Records from a data source
********

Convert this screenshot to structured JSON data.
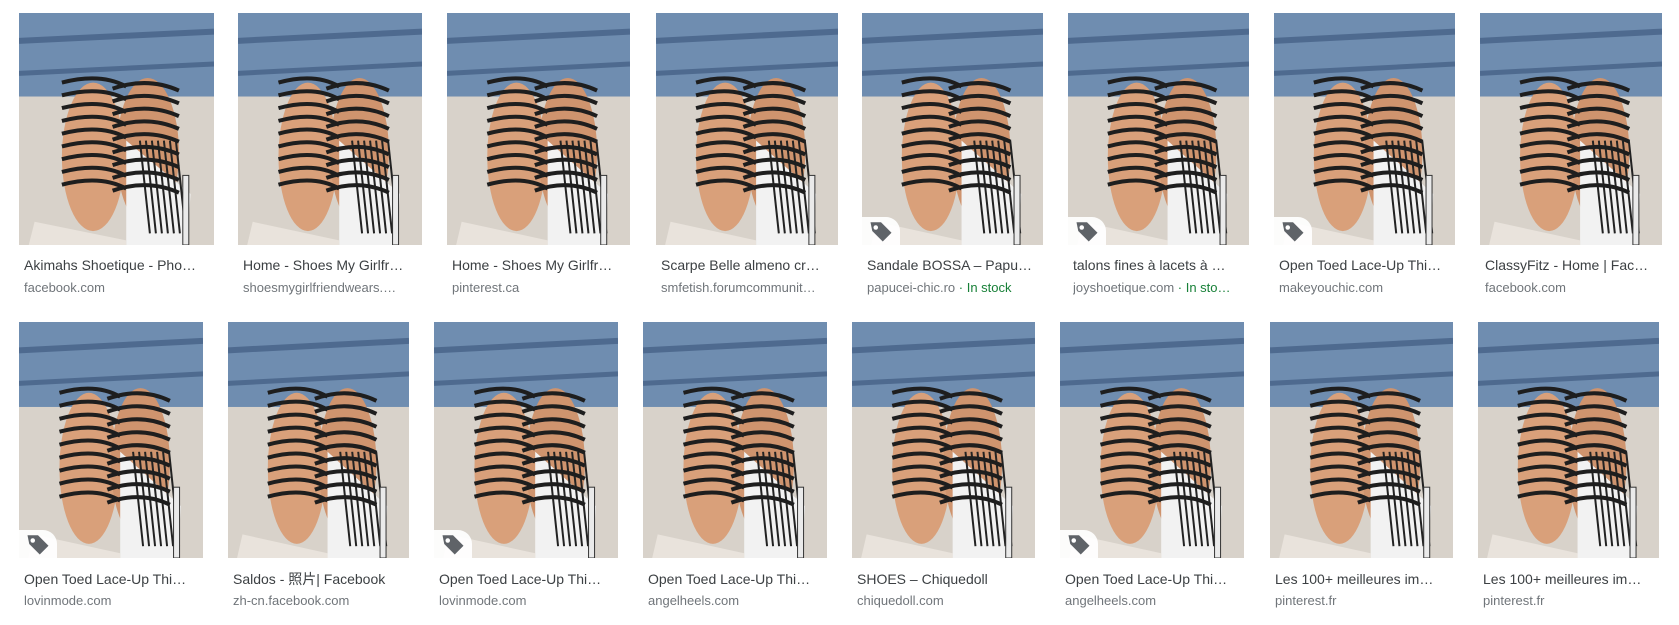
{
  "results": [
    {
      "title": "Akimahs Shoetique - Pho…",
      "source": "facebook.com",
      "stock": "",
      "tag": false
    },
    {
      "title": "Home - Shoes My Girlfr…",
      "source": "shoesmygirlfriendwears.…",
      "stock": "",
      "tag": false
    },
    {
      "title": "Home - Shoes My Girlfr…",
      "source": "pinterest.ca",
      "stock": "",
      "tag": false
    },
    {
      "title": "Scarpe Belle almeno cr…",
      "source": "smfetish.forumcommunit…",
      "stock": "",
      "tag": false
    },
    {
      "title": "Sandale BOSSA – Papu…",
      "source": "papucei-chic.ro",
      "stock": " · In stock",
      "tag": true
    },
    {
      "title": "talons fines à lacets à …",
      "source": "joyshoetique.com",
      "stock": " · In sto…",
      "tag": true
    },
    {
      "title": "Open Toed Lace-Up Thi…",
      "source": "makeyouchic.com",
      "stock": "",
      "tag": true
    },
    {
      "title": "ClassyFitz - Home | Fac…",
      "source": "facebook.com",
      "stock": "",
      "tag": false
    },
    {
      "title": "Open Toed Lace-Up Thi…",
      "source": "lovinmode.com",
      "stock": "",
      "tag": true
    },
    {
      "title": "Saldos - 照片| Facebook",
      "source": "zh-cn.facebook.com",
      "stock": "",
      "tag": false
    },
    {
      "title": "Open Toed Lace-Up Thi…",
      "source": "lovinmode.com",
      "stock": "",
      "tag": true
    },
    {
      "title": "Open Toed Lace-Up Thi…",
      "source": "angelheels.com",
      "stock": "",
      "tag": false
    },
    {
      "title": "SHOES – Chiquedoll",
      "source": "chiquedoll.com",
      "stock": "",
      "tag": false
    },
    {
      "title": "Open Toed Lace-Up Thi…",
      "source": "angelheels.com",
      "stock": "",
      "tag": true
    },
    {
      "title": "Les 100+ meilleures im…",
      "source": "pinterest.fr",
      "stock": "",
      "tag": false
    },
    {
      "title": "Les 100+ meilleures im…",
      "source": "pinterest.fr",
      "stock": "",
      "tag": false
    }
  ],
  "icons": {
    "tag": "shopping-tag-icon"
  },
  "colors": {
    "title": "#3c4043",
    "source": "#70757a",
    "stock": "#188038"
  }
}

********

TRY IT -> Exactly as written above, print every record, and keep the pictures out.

EXERCISE OUTPUT ->
Convert this screenshot to structured JSON data.
{
  "results": [
    {
      "title": "Akimahs Shoetique - Pho…",
      "source": "facebook.com",
      "stock": "",
      "tag": false
    },
    {
      "title": "Home - Shoes My Girlfr…",
      "source": "shoesmygirlfriendwears.…",
      "stock": "",
      "tag": false
    },
    {
      "title": "Home - Shoes My Girlfr…",
      "source": "pinterest.ca",
      "stock": "",
      "tag": false
    },
    {
      "title": "Scarpe Belle almeno cr…",
      "source": "smfetish.forumcommunit…",
      "stock": "",
      "tag": false
    },
    {
      "title": "Sandale BOSSA – Papu…",
      "source": "papucei-chic.ro",
      "stock": " · In stock",
      "tag": true
    },
    {
      "title": "talons fines à lacets à …",
      "source": "joyshoetique.com",
      "stock": " · In sto…",
      "tag": true
    },
    {
      "title": "Open Toed Lace-Up Thi…",
      "source": "makeyouchic.com",
      "stock": "",
      "tag": true
    },
    {
      "title": "ClassyFitz - Home | Fac…",
      "source": "facebook.com",
      "stock": "",
      "tag": false
    },
    {
      "title": "Open Toed Lace-Up Thi…",
      "source": "lovinmode.com",
      "stock": "",
      "tag": true
    },
    {
      "title": "Saldos - 照片| Facebook",
      "source": "zh-cn.facebook.com",
      "stock": "",
      "tag": false
    },
    {
      "title": "Open Toed Lace-Up Thi…",
      "source": "lovinmode.com",
      "stock": "",
      "tag": true
    },
    {
      "title": "Open Toed Lace-Up Thi…",
      "source": "angelheels.com",
      "stock": "",
      "tag": false
    },
    {
      "title": "SHOES – Chiquedoll",
      "source": "chiquedoll.com",
      "stock": "",
      "tag": false
    },
    {
      "title": "Open Toed Lace-Up Thi…",
      "source": "angelheels.com",
      "stock": "",
      "tag": true
    },
    {
      "title": "Les 100+ meilleures im…",
      "source": "pinterest.fr",
      "stock": "",
      "tag": false
    },
    {
      "title": "Les 100+ meilleures im…",
      "source": "pinterest.fr",
      "stock": "",
      "tag": false
    }
  ],
  "icons": {
    "tag": "shopping-tag-icon"
  },
  "colors": {
    "title": "#3c4043",
    "source": "#70757a",
    "stock": "#188038"
  }
}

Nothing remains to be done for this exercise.